Read the data below. Every line holding the string "JSON" must be copied.
=== Section Start ===
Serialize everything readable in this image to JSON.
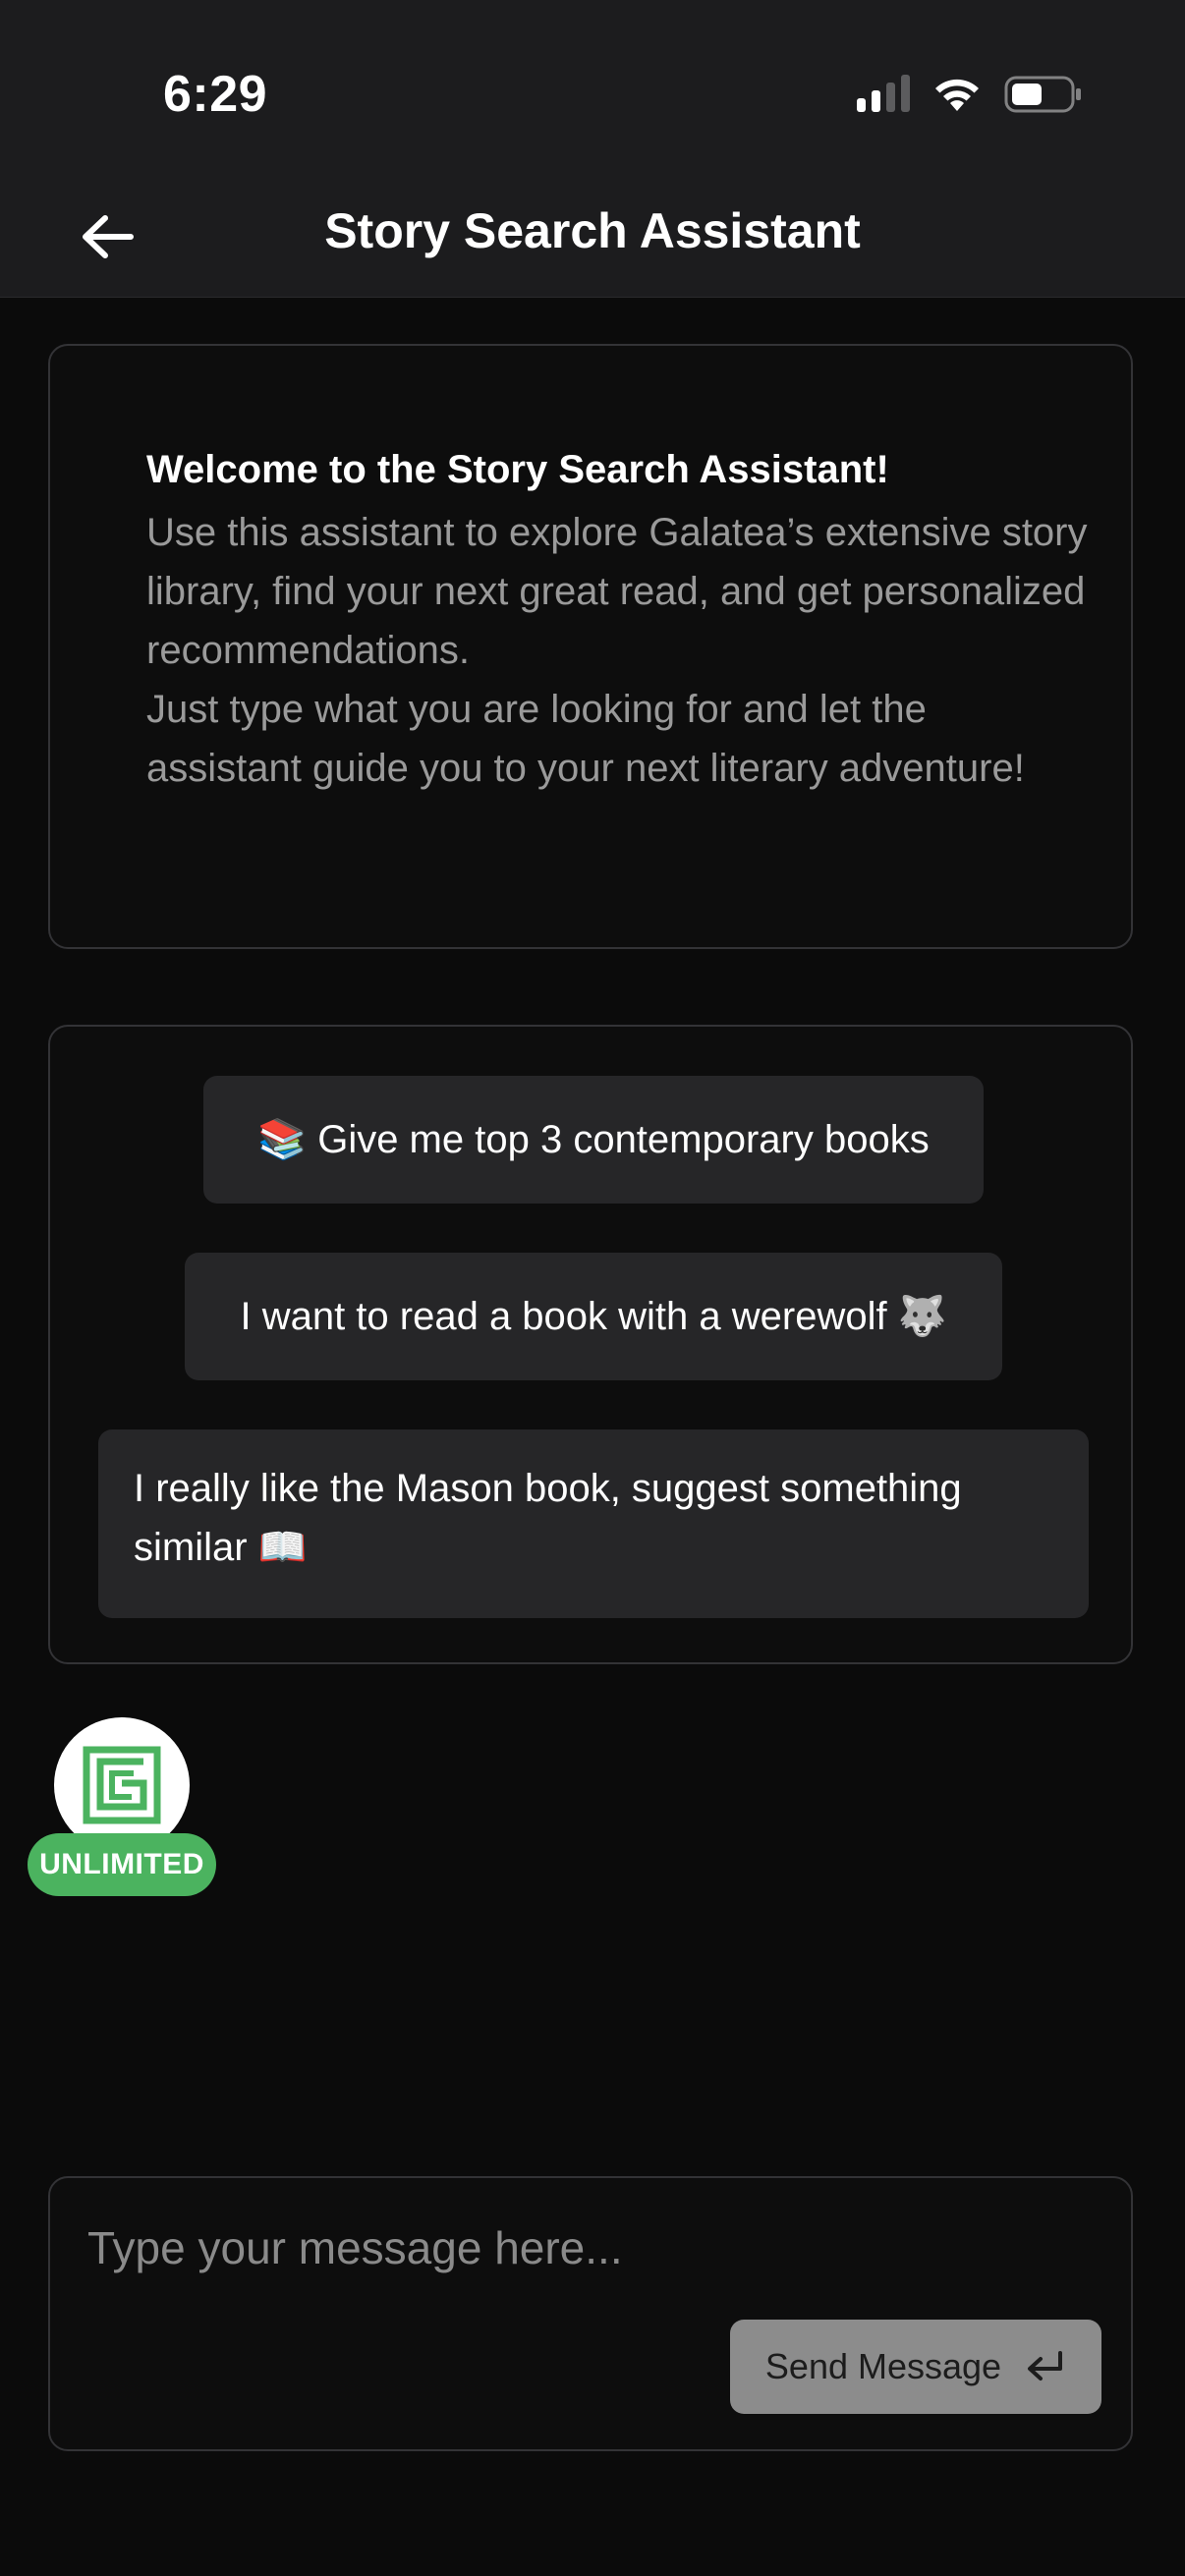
{
  "status_bar": {
    "time": "6:29",
    "icons": [
      "signal-icon",
      "wifi-icon",
      "battery-icon"
    ]
  },
  "header": {
    "title": "Story Search Assistant",
    "back_icon": "arrow-left-icon"
  },
  "welcome": {
    "heading": "Welcome to the Story Search Assistant!",
    "body": "Use this assistant to explore Galatea’s extensive story library, find your next great read, and get personalized recommendations.\nJust type what you are looking for and let the assistant guide you to your next literary adventure!"
  },
  "suggestions": [
    {
      "label": "📚 Give me top 3 contemporary books"
    },
    {
      "label": "I want to read a book with a werewolf 🐺"
    },
    {
      "label": "I really like the Mason book, suggest something similar 📖"
    }
  ],
  "assistant": {
    "avatar_icon": "galatea-logo-icon",
    "badge": "UNLIMITED"
  },
  "composer": {
    "placeholder": "Type your message here...",
    "send_label": "Send Message",
    "send_icon": "enter-return-icon"
  },
  "colors": {
    "background": "#0b0b0b",
    "header": "#1c1c1e",
    "chip": "#262628",
    "accent_green": "#4bb35f",
    "send_button": "#8c8c8c"
  }
}
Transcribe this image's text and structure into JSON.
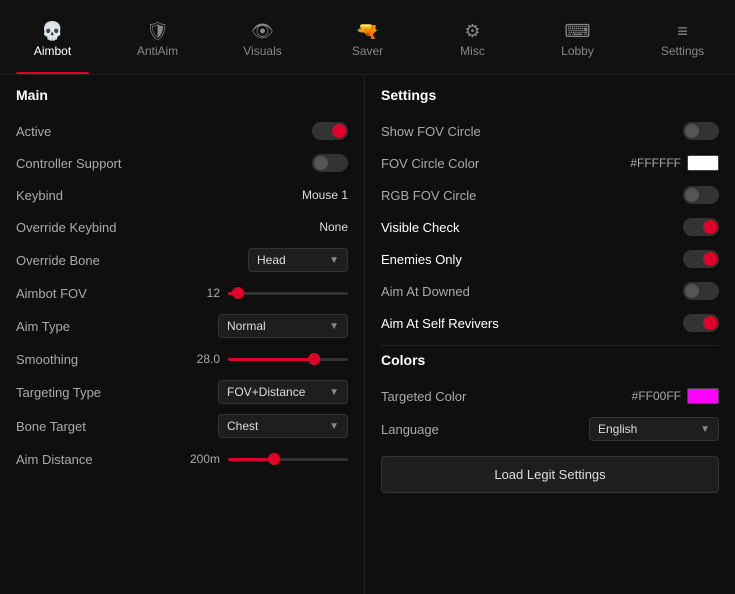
{
  "nav": {
    "items": [
      {
        "id": "aimbot",
        "label": "Aimbot",
        "icon": "💀",
        "active": true
      },
      {
        "id": "antiAim",
        "label": "AntiAim",
        "icon": "🛡",
        "active": false
      },
      {
        "id": "visuals",
        "label": "Visuals",
        "icon": "👁",
        "active": false
      },
      {
        "id": "saver",
        "label": "Saver",
        "icon": "🔫",
        "active": false
      },
      {
        "id": "misc",
        "label": "Misc",
        "icon": "⚙",
        "active": false
      },
      {
        "id": "lobby",
        "label": "Lobby",
        "icon": "⌨",
        "active": false
      },
      {
        "id": "settings",
        "label": "Settings",
        "icon": "≡",
        "active": false
      }
    ]
  },
  "left": {
    "section": "Main",
    "rows": [
      {
        "id": "active",
        "label": "Active",
        "type": "toggle",
        "state": "on"
      },
      {
        "id": "controllerSupport",
        "label": "Controller Support",
        "type": "toggle",
        "state": "off"
      },
      {
        "id": "keybind",
        "label": "Keybind",
        "type": "keybind",
        "value": "Mouse 1"
      },
      {
        "id": "overrideKeybind",
        "label": "Override Keybind",
        "type": "keybind",
        "value": "None"
      },
      {
        "id": "overrideBone",
        "label": "Override Bone",
        "type": "dropdown",
        "value": "Head"
      },
      {
        "id": "aimbotFov",
        "label": "Aimbot FOV",
        "type": "slider",
        "numVal": "12",
        "fillPct": 8
      },
      {
        "id": "aimType",
        "label": "Aim Type",
        "type": "dropdown",
        "value": "Normal"
      },
      {
        "id": "smoothing",
        "label": "Smoothing",
        "type": "slider",
        "numVal": "28.0",
        "fillPct": 72
      },
      {
        "id": "targetingType",
        "label": "Targeting Type",
        "type": "dropdown",
        "value": "FOV+Distance"
      },
      {
        "id": "boneTarget",
        "label": "Bone Target",
        "type": "dropdown",
        "value": "Chest"
      },
      {
        "id": "aimDistance",
        "label": "Aim Distance",
        "type": "slider",
        "numVal": "200m",
        "fillPct": 38
      }
    ]
  },
  "right": {
    "section": "Settings",
    "rows": [
      {
        "id": "showFovCircle",
        "label": "Show FOV Circle",
        "type": "toggle",
        "state": "off"
      },
      {
        "id": "fovCircleColor",
        "label": "FOV Circle Color",
        "type": "color",
        "hex": "#FFFFFF",
        "color": "#ffffff"
      },
      {
        "id": "rgbFovCircle",
        "label": "RGB FOV Circle",
        "type": "toggle",
        "state": "off"
      },
      {
        "id": "visibleCheck",
        "label": "Visible Check",
        "type": "toggle",
        "state": "on"
      },
      {
        "id": "enemiesOnly",
        "label": "Enemies Only",
        "type": "toggle",
        "state": "on"
      },
      {
        "id": "aimAtDowned",
        "label": "Aim At Downed",
        "type": "toggle",
        "state": "off"
      },
      {
        "id": "aimAtSelfRevivers",
        "label": "Aim At Self Revivers",
        "type": "toggle",
        "state": "on"
      }
    ],
    "colorsSection": "Colors",
    "colorRows": [
      {
        "id": "targetedColor",
        "label": "Targeted Color",
        "hex": "#FF00FF",
        "color": "#ff00ff"
      },
      {
        "id": "language",
        "label": "Language",
        "type": "dropdown",
        "value": "English"
      }
    ],
    "loadBtn": "Load Legit Settings"
  }
}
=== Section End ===
→ Reply:
Serialize everything readable in this image to JSON.
Transcribe this image's text and structure into JSON.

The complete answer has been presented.